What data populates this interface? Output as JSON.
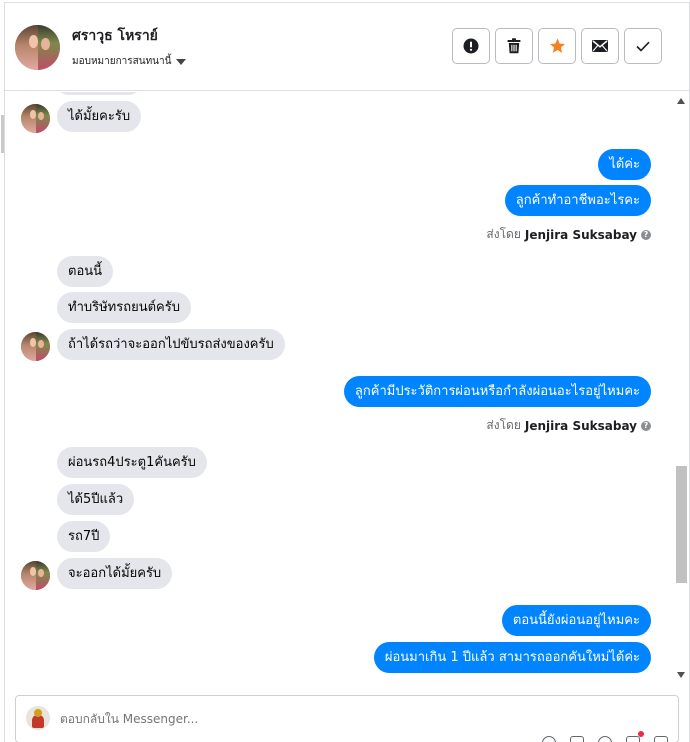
{
  "header": {
    "contact_name": "ศราวุธ โหราย์",
    "assign_label": "มอบหมายการสนทนานี้"
  },
  "actions": {
    "report_icon": "exclamation-icon",
    "delete_icon": "trash-icon",
    "star_icon": "star-icon",
    "unread_icon": "envelope-icon",
    "done_icon": "check-icon",
    "star_color": "#f5821f"
  },
  "messages": [
    {
      "side": "in",
      "text": "ได้มั้ยคะรับ"
    },
    {
      "side": "out",
      "text": "ได้ค่ะ"
    },
    {
      "side": "out",
      "text": "ลูกค้าทำอาชีพอะไรคะ"
    },
    {
      "side": "in",
      "text": "ตอนนี้"
    },
    {
      "side": "in",
      "text": "ทำบริษัทรถยนต์ครับ"
    },
    {
      "side": "in",
      "text": "ถ้าได้รถว่าจะออกไปขับรถส่งของครับ"
    },
    {
      "side": "out",
      "text": "ลูกค้ามีประวัติการผ่อนหรือกำลังผ่อนอะไรอยู่ไหมคะ"
    },
    {
      "side": "in",
      "text": "ผ่อนรถ4ประตู1คันครับ"
    },
    {
      "side": "in",
      "text": "ได้5ปีแล้ว"
    },
    {
      "side": "in",
      "text": "รถ7ปี"
    },
    {
      "side": "in",
      "text": "จะออกได้มั้ยครับ"
    },
    {
      "side": "out",
      "text": "ตอนนี้ยังผ่อนอยู่ไหมคะ"
    },
    {
      "side": "out",
      "text": "ผ่อนมาเกิน 1 ปีแล้ว สามารถออกคันใหม่ได้ค่ะ"
    }
  ],
  "sent_by": {
    "prefix": "ส่งโดย",
    "agent": "Jenjira Suksabay",
    "help_glyph": "?"
  },
  "composer": {
    "placeholder": "ตอบกลับใน Messenger..."
  },
  "colors": {
    "outgoing_bubble": "#0084ff",
    "incoming_bubble": "#e4e6eb"
  }
}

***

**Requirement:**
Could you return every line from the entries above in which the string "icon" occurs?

**Response for this exercise:**
    "report_icon": "exclamation-icon",
    "delete_icon": "trash-icon",
    "star_icon": "star-icon",
    "unread_icon": "envelope-icon",
    "done_icon": "check-icon",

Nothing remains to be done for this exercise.